Website and app data records:

· · ·

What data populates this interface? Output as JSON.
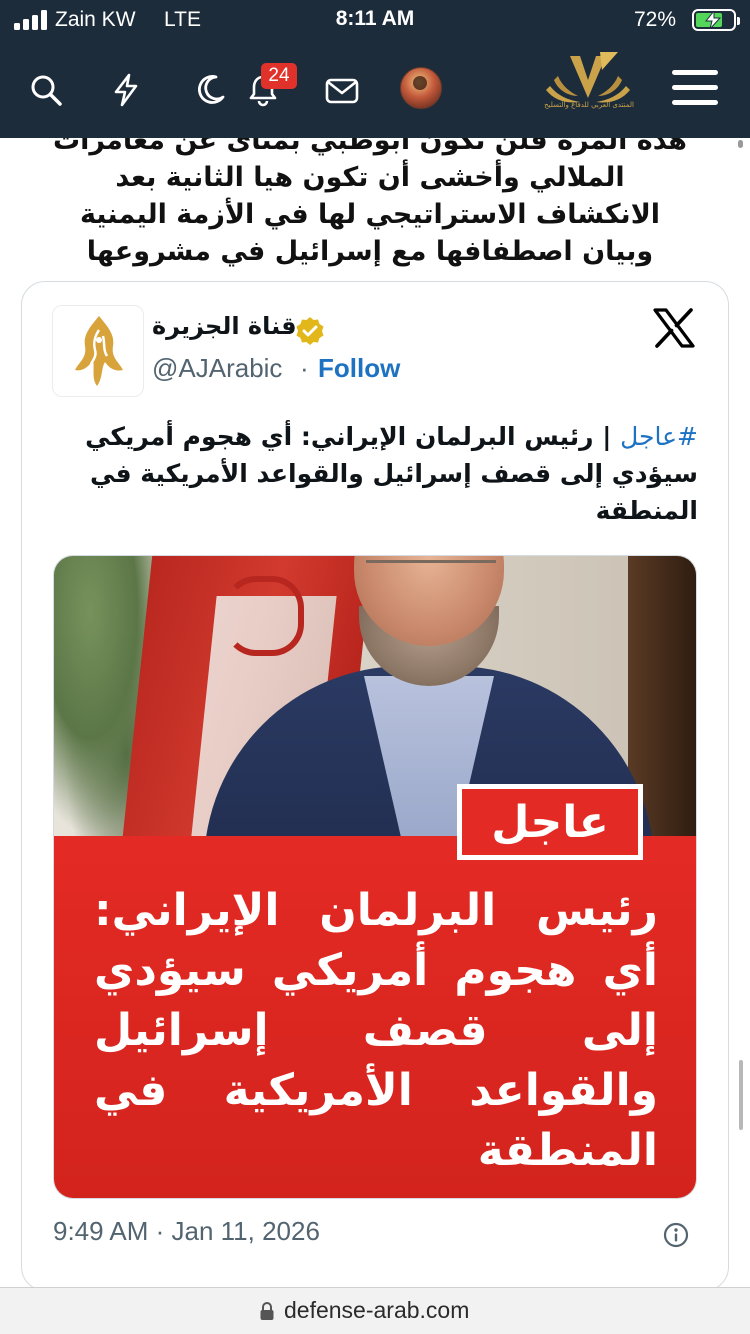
{
  "status_bar": {
    "carrier": "Zain KW",
    "network": "LTE",
    "time": "8:11 AM",
    "battery_percent": "72%",
    "battery_level": 0.72,
    "battery_color": "#54d65b"
  },
  "site_header": {
    "background": "#1d2c3b",
    "icons": [
      "search-icon",
      "lightning-icon",
      "moon-icon",
      "bell-icon",
      "mail-icon"
    ],
    "notification_count": "24",
    "logo_caption": "المنتدى العربي للدفاع والتسليح"
  },
  "article": {
    "lines": [
      "هذه المرة فلن تكون أبوظبي بمنأى عن مغامرات",
      "الملالي وأخشى أن تكون هيا الثانية بعد",
      "الانكشاف الاستراتيجي لها في الأزمة اليمنية",
      "وبيان اصطفافها مع إسرائيل في مشروعها"
    ]
  },
  "tweet": {
    "author_name": "قناة الجزيرة",
    "handle": "@AJArabic",
    "separator": "·",
    "follow_label": "Follow",
    "hashtag": "#عاجل",
    "body": " | رئيس البرلمان الإيراني: أي هجوم أمريكي سيؤدي إلى قصف إسرائيل والقواعد الأمريكية في المنطقة",
    "media": {
      "badge": "عاجل",
      "headline": "رئيس البرلمان الإيراني: أي هجوم أمريكي سيؤدي إلى قصف إسرائيل والقواعد الأمريكية في المنطقة"
    },
    "timestamp": "9:49 AM · Jan 11, 2026",
    "accent_color": "#1d72c2"
  },
  "url_bar": {
    "url": "defense-arab.com"
  }
}
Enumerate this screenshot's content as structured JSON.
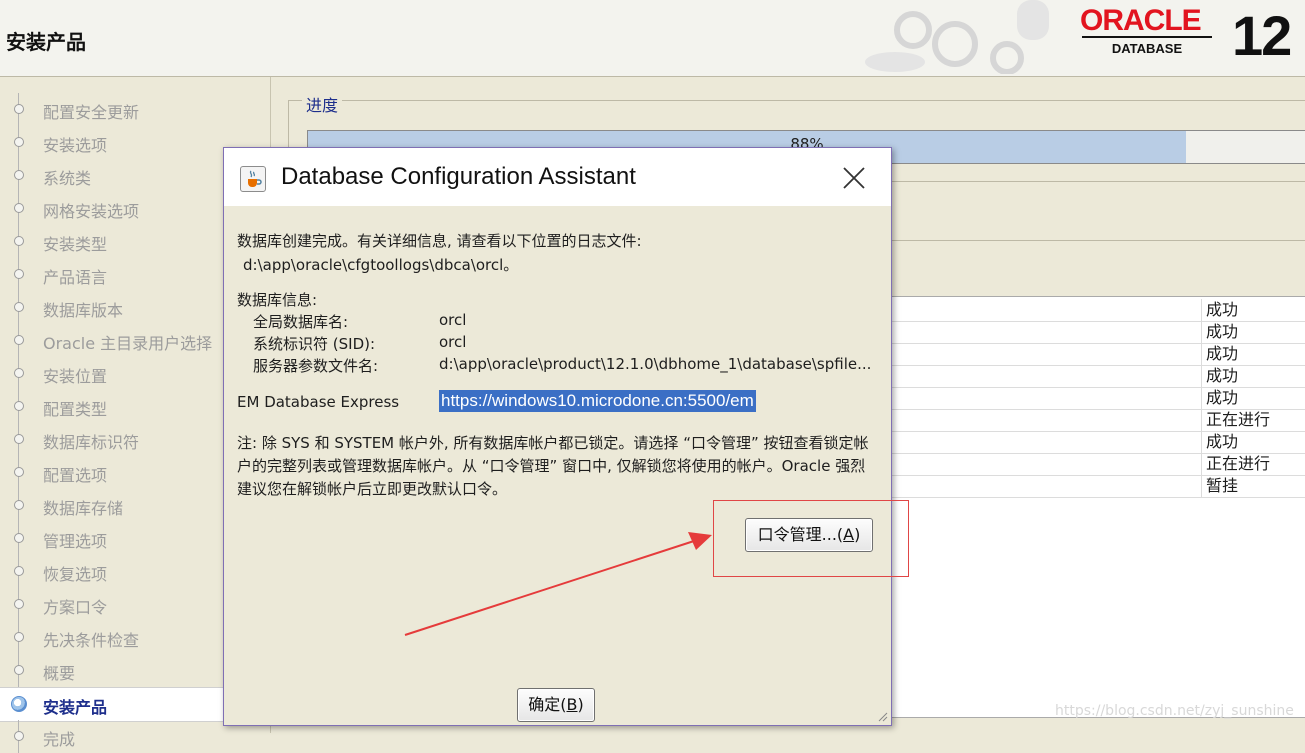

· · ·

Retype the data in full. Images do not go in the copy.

**Response to the task**
What data populates this interface? Output as JSON.
{
  "status_bar": {
    "carrier": "Zain KW",
    "network": "LTE",
    "time": "8:11 AM",
    "battery_percent": "72%",
    "battery_level": 0.72,
    "battery_color": "#54d65b"
  },
  "site_header": {
    "background": "#1d2c3b",
    "icons": [
      "search-icon",
      "lightning-icon",
      "moon-icon",
      "bell-icon",
      "mail-icon"
    ],
    "notification_count": "24",
    "logo_caption": "المنتدى العربي للدفاع والتسليح"
  },
  "article": {
    "lines": [
      "هذه المرة فلن تكون أبوظبي بمنأى عن مغامرات",
      "الملالي وأخشى أن تكون هيا الثانية بعد",
      "الانكشاف الاستراتيجي لها في الأزمة اليمنية",
      "وبيان اصطفافها مع إسرائيل في مشروعها"
    ]
  },
  "tweet": {
    "author_name": "قناة الجزيرة",
    "handle": "@AJArabic",
    "separator": "·",
    "follow_label": "Follow",
    "hashtag": "#عاجل",
    "body": " | رئيس البرلمان الإيراني: أي هجوم أمريكي سيؤدي إلى قصف إسرائيل والقواعد الأمريكية في المنطقة",
    "media": {
      "badge": "عاجل",
      "headline": "رئيس البرلمان الإيراني: أي هجوم أمريكي سيؤدي إلى قصف إسرائيل والقواعد الأمريكية في المنطقة"
    },
    "timestamp": "9:49 AM · Jan 11, 2026",
    "accent_color": "#1d72c2"
  },
  "url_bar": {
    "url": "defense-arab.com"
  }
}
Enumerate this screenshot's content as structured JSON.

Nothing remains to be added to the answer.